ASSIGNMENT –
All lines in the material with the string "Information" should be listed.

════════

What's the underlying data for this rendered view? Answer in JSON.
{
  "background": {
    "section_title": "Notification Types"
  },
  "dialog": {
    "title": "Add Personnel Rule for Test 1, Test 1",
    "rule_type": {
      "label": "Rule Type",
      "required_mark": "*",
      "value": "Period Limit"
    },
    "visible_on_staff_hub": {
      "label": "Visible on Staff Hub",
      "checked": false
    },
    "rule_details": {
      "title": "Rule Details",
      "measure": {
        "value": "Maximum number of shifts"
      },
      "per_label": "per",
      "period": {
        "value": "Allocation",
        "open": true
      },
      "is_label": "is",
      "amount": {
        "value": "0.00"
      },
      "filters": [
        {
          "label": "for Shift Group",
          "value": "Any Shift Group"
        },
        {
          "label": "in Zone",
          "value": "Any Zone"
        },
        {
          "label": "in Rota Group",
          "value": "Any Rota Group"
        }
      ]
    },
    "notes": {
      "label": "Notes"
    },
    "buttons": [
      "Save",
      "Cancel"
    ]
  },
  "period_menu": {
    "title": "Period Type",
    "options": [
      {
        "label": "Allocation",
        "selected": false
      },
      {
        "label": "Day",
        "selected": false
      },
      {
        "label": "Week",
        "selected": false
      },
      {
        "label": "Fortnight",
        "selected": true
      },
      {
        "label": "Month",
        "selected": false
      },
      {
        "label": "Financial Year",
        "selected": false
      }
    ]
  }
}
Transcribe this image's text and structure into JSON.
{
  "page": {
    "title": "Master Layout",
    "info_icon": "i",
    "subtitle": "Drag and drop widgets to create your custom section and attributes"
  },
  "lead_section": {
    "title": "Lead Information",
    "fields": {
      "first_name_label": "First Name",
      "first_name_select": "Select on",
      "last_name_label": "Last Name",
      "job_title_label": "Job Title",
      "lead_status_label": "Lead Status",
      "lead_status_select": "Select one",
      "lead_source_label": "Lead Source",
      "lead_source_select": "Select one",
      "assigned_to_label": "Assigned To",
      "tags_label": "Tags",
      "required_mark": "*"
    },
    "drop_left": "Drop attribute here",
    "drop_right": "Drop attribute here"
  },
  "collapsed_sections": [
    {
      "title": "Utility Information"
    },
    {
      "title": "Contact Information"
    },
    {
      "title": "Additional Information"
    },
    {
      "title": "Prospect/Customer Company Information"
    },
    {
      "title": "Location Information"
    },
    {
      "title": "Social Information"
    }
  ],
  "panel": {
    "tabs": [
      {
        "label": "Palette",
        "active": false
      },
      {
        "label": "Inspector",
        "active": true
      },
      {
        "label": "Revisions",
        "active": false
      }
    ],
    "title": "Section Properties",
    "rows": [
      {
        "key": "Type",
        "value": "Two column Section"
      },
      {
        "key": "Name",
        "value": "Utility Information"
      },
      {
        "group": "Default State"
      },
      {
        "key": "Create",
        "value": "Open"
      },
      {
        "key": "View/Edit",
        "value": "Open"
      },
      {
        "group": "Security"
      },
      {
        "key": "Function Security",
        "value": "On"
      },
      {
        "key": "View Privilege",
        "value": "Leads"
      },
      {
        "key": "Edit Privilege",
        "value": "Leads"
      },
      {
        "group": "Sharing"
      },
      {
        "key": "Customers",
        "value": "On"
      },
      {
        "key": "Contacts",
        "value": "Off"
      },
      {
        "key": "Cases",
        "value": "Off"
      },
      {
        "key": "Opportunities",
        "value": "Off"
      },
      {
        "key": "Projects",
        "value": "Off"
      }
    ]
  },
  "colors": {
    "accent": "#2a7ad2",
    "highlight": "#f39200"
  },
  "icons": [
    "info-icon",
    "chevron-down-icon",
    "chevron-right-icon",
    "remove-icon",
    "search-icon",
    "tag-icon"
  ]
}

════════

RESPONSE –
    "title": "Lead Information",
      "title": "Utility Information"
      "title": "Contact Information"
      "title": "Additional Information"
      "title": "Prospect/Customer Company Information"
      "title": "Location Information"
      "title": "Social Information"
        "value": "Utility Information"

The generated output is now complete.